  • Mila Schrader: Reet & straw as historical building material. Elsewhere , 1998, ISBN 3-931824-09-8 .
  • Johann Garleff : How did thatch roofing work in Schleswig-Holstein? In: The home. Journal for Nature and Regional Studies of Schleswig-Holstein and Hamburg, Volume 75, No. 7, July 1968, ISSN  0017-9701 , pp. 188-194, ( [accessed December 17, 2018]).
  • Bernd Grützmacher: Thatched and thatched roofs. Old techniques revived. Callwey Verlag, Munich 1981, ISBN 3-7667-0554-7 .
  • Rinus Spruit: The current that carries us. A family story . From the Dutch by Mirjam Pressler . dtv, Munich 2011, ISBN 978-3-423-24864-8 . (nl. Original: De rietdekker. Een familiegeschiedenis. Amsterdam 2009; Life story of an old thatched roofer from the Dutch province of Zealand.)
  • Peter Thomas: House with a straw hat. In: FAZ , July 22, 2016. online


Web links

Commons : Thatched Roofs  - Collection of images, videos and audio files
Wiktionary: Reet  - explanations of meanings, word origins, synonyms, translations

Individual evidence

  1. UNESCO entry , accessed on February 19, 2018
  2. Thatched Roof: Origin & History of Thatched Roofers | Hoist thatch. Retrieved December 12, 2018 .
  3. See also the pages of the Reetdachdeckerinnung ( Memento from February 3, 2014 in the Internet Archive )
  4. Ventilation of thatched roofs Website of the company Hiss Reet Schilfrohrhandel. Retrieved April 8, 2017.
  5. Andreas Sielaff: Thatched roof insulation - but how? Journal Der Holznagel , No. 5/2004, pages 38–39.
  6. Robert Heinicke: Insulate a thatched roof? Holzbau Quadriga trade journal , issue 05/2016, pages 28–32
  7. Robert Borsch Laaks: Can insulation seal? Holzbau Quadriga trade journal , issue 05/2016, pages 22–26
  8. Press release of the Standing Conference
  9. Communities on thatched roofs. In: Berndt Heydemann: New biological atlas. Ecology for Schleswig-Holstein and Hamburg. Verlag Wachholtz, Neumünster 1997, ISBN 3-529-05404-6 .
  10. a b c Dirk Asendorpf : Above is modert.
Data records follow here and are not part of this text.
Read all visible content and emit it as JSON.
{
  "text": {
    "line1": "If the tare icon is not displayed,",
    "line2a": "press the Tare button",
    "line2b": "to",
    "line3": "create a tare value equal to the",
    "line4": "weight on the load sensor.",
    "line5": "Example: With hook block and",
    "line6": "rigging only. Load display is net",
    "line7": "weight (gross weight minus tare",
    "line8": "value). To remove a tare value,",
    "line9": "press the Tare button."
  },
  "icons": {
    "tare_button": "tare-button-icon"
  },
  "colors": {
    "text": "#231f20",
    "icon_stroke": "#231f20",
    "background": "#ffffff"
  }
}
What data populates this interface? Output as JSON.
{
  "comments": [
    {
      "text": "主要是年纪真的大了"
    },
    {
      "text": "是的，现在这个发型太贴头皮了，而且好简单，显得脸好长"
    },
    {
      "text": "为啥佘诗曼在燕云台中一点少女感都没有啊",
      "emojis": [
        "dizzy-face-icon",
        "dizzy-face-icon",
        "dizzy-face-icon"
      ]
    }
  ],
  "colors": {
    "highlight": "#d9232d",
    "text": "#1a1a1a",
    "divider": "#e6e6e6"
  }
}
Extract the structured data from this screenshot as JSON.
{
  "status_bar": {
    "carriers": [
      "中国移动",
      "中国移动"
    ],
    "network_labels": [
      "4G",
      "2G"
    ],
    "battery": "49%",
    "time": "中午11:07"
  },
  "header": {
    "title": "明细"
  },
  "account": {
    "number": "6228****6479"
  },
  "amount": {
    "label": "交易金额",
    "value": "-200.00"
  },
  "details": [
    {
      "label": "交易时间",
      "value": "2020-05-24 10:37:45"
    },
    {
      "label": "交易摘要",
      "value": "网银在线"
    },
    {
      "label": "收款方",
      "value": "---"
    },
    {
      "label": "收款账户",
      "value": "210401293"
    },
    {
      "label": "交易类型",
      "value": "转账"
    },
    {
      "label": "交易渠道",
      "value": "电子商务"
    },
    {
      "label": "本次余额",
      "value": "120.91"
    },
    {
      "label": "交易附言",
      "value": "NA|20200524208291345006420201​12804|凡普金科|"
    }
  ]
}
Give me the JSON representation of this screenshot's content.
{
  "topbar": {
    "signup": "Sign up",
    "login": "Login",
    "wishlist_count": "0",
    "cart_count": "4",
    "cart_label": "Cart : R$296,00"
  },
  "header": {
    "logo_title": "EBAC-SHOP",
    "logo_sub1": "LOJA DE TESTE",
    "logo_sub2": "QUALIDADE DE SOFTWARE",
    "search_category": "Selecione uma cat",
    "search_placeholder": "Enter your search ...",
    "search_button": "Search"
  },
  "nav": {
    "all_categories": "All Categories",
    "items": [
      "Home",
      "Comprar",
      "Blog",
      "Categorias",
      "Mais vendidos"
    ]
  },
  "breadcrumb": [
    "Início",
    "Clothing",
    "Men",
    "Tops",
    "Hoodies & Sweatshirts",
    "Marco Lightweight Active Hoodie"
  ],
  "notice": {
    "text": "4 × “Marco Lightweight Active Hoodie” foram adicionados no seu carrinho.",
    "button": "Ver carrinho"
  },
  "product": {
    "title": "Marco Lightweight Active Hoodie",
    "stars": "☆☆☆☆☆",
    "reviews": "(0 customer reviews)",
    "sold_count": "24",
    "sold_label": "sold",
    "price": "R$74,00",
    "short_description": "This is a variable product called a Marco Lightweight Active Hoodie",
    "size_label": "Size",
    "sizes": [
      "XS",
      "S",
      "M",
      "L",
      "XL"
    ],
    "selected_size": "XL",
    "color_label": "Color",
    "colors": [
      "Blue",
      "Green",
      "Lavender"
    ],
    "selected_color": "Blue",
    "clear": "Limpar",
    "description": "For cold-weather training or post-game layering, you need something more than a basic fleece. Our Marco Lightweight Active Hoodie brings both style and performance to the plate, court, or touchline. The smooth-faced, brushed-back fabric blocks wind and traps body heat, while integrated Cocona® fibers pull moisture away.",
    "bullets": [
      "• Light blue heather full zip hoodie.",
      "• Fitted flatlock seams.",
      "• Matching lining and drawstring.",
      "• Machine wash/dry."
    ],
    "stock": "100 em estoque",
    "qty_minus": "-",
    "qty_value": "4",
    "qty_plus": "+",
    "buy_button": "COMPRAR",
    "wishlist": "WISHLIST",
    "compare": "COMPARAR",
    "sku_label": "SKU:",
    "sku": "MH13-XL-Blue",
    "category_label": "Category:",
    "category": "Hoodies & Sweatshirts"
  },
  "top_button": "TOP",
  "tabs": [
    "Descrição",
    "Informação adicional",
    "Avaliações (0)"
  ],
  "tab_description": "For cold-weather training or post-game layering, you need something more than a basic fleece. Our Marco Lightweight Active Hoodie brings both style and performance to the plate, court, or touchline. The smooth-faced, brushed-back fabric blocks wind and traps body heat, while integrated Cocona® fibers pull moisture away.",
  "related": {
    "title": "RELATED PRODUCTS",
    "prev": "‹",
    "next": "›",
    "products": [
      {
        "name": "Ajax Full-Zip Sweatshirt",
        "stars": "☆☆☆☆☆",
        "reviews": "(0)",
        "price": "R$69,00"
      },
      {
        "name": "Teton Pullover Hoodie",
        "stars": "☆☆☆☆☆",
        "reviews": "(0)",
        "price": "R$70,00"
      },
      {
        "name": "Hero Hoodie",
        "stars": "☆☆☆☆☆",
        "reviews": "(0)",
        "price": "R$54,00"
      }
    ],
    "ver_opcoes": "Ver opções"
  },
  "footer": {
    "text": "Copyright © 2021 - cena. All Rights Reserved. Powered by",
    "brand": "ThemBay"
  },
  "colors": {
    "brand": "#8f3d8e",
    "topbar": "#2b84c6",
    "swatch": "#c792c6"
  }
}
Die Zeit , August 2, 2007, accessed October 29, 2011 .
  11. a b Thatched roof misinformation. January 12, 2010, accessed October 29, 2011 .
  12. Aggressive fungus causes roofs to rot. Süddeutsche Zeitung , January 12, 2009, accessed October 29, 2011 .
  13. Killer mushroom is causing the thatched roofs to rot. Stader Tageblatt, January 18, 2007, archived from the original on January 7, 2011 ; Retrieved October 29, 2011 .
  14. Frieder Schauer: Why do thatched roofs rot prematurely? (No longer available online.) Ernst Moritz Arndt University of Greifswald , December 21, 2010, archived from the original on August 3, 2011 ; Retrieved October 29, 2011 .